§ Your goal:
From the entries below, pull out each line where "Ebenen" appears.
══ Source material ══
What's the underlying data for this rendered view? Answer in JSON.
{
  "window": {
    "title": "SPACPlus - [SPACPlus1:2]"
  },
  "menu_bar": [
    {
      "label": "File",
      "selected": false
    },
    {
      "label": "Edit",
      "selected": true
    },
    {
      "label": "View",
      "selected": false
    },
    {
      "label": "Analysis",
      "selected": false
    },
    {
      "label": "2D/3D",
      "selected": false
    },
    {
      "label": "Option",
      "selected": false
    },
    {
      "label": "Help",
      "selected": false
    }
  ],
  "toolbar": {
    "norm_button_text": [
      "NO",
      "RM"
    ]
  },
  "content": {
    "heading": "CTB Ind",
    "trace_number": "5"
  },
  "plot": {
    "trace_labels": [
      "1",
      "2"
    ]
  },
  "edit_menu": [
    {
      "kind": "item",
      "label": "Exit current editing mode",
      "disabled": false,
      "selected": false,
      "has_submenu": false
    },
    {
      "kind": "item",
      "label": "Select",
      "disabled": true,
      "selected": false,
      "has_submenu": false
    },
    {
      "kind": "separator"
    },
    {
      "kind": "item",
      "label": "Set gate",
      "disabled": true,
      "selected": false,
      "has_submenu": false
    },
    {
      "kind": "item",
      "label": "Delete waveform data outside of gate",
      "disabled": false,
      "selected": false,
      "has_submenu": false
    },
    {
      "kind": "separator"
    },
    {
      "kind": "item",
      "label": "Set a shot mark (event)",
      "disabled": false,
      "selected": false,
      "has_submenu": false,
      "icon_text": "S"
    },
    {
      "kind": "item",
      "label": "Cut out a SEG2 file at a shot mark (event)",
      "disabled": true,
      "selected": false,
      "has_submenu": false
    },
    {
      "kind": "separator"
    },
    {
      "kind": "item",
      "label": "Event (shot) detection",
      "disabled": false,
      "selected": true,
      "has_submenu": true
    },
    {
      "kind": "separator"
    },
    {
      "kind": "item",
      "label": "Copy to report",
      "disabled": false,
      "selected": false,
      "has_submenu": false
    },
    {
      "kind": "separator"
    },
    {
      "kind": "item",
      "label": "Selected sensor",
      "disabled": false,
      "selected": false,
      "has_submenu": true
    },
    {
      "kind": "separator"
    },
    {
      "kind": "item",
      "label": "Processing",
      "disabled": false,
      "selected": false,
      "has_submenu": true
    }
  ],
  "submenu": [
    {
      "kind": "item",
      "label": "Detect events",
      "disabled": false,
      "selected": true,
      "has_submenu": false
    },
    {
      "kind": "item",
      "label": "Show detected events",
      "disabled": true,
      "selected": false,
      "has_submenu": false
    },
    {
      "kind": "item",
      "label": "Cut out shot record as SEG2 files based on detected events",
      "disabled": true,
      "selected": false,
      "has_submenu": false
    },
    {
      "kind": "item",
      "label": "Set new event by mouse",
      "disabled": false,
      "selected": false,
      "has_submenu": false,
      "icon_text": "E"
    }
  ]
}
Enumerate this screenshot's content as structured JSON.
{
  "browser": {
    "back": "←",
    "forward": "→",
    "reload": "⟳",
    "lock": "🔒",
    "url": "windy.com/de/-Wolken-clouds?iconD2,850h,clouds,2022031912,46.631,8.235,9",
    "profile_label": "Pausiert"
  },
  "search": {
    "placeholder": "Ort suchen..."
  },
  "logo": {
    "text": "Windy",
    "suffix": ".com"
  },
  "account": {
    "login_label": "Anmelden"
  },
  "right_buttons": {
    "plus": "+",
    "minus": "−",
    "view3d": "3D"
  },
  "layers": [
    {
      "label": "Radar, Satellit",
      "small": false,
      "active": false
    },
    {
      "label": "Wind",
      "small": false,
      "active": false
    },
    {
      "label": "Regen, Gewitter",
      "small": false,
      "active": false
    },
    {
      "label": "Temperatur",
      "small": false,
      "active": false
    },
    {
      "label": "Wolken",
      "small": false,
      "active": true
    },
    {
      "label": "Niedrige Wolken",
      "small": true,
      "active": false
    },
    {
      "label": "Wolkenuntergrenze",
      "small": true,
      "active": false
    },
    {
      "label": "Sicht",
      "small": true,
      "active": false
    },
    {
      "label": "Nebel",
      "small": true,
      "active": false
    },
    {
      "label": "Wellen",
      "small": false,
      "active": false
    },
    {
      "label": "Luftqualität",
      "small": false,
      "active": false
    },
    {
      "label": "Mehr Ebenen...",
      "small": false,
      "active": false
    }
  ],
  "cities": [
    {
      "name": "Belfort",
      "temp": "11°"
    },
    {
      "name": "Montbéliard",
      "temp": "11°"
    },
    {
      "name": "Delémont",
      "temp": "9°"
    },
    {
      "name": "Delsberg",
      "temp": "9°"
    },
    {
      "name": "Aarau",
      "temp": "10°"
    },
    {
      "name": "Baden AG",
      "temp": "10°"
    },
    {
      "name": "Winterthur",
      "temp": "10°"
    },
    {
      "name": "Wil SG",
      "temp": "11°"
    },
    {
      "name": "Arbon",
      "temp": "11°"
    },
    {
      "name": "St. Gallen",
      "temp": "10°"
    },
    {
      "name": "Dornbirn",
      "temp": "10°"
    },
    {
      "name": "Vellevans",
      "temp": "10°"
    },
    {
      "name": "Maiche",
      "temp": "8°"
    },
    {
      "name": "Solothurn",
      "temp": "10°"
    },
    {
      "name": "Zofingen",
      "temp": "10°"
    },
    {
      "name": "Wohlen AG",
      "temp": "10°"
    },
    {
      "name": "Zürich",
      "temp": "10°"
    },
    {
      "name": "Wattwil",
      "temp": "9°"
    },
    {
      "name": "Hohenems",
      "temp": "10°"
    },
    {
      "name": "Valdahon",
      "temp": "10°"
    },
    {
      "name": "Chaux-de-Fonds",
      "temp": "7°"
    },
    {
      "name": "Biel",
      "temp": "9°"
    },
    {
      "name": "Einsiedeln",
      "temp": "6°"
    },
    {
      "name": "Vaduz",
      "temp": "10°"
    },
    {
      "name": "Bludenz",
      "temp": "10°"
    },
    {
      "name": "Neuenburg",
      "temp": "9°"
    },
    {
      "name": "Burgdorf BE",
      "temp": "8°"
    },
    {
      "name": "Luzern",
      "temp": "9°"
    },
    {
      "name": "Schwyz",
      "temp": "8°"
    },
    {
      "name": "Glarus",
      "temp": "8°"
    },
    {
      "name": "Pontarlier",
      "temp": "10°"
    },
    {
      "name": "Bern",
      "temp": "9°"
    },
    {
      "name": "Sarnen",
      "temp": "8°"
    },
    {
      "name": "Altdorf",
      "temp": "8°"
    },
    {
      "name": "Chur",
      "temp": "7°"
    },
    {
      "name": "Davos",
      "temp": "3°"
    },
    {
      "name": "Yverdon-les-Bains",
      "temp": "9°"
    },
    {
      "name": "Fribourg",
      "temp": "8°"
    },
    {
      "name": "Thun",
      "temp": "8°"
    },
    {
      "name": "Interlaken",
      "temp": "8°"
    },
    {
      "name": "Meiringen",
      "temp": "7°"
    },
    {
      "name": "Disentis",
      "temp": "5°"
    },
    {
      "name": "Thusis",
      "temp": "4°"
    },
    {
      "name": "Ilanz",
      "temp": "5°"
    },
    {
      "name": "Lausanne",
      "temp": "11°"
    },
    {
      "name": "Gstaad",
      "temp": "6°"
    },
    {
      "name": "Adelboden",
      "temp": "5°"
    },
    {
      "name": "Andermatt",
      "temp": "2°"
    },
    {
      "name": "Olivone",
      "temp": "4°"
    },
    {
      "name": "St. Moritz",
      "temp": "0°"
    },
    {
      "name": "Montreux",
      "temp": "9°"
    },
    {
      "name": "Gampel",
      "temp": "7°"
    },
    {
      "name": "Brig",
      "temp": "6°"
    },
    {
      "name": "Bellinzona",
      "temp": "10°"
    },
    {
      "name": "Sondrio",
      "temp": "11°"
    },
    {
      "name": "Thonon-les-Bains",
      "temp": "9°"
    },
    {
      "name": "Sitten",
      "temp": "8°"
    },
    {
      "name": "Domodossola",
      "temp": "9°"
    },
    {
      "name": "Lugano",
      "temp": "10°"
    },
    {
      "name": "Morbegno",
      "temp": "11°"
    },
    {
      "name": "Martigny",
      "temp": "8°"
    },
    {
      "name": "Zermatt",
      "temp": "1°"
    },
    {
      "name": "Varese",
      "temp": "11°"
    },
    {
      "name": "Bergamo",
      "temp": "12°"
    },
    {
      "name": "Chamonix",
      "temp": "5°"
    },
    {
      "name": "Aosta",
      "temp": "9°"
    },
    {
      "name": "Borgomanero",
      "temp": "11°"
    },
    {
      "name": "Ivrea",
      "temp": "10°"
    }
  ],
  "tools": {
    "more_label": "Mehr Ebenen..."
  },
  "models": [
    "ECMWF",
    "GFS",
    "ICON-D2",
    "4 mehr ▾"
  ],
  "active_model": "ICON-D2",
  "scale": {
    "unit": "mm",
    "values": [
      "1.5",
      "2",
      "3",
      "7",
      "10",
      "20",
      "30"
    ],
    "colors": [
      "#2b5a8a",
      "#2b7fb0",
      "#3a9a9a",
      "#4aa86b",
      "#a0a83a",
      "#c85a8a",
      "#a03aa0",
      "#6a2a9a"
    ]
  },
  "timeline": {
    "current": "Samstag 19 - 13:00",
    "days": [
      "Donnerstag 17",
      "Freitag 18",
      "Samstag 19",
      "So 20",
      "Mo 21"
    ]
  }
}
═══
§ Exercise answer:
      "label": "Mehr Ebenen...",
    "more_label": "Mehr Ebenen..."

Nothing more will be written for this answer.